The report falls for the unscientific and shortsighted claim that biomass puts more carbon into the atmosphere than fossil fuels like coal. That’s just not true. And if you don’t want to take a hundred forest scientists’ word for it, use your common sense: When you mine a pound of coal, can you plant a coal seed to replace it? Or grow a coal tree that pulls in CO2 from the atmosphere?

As anyone who has passed Biology 101 can attest, woody biomass represents a unique case in which there are carbon trade-offs when more trees are planted to offset the utilization of the wood in making energy. Here’s another witty comeback to Climate Central’s packaged biases against woody biomass energy:

Climate Central’s report puts “renewable” in scare quotes when discussing forest biomass. But their mockery meters may be malfunctioning. The strong markets for forest products stimulate forestland ownership and incentivize planting trees—one of the most recyclable, reusable, and renewable materials on the planet, not to mention the greatest natural carbon capture technology that exists.

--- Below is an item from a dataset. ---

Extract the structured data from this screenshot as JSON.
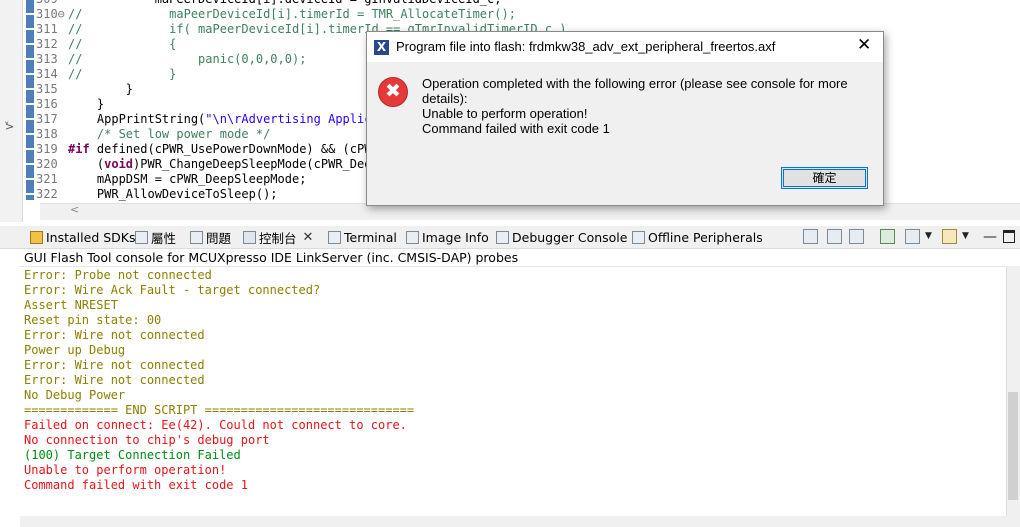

Of course Climate Central and its website can draw readers into the whole subject of climate change, provoking arguments pro and con over whether humans cause climate change. The issue of climate change is touchy and very politically charged, not a subject to wade into lightly. What is known by the timber industry, however, is just how often the industry is bludgeoned by scientific facts that later undergo a quiet shift. The whole spotted owl controversy comes to mind, and the controversial science there nearly killed off an entire industry in the West. Perhaps lessons learned from the spotted owl era are now spawning new talk-back sites like Biomass101.

With colleges and universities, think tanks, and federal agencies all putting woody biomass energy under the microscope, it would seem there are actual facts out there that should be brought to light. In the world of newspapers and journalism, however, it’s sometimes not convenient to find a full range of experts to interview when you’re faced with a tight deadline. Actual reporters might often rely on finding some of their sources at the food co-op or tavern, not out in the woods with a logging contractor or mill worker. Reporters are people too and will sometimes congregate with others in the same social circle, because it’s not always appealing to go outside one’s comfort zone.

Readers of this column are encouraged to get familiar with the content on the Biomass101 website and read it critically with the BS meter always turned on. Having well-reasoned defense of woody biomass ultimately requires discernment no matter who writes the column or website. But some of us sincerely applaud the Biomass101 creators for taking on sound bites that have passed for truth far too many times.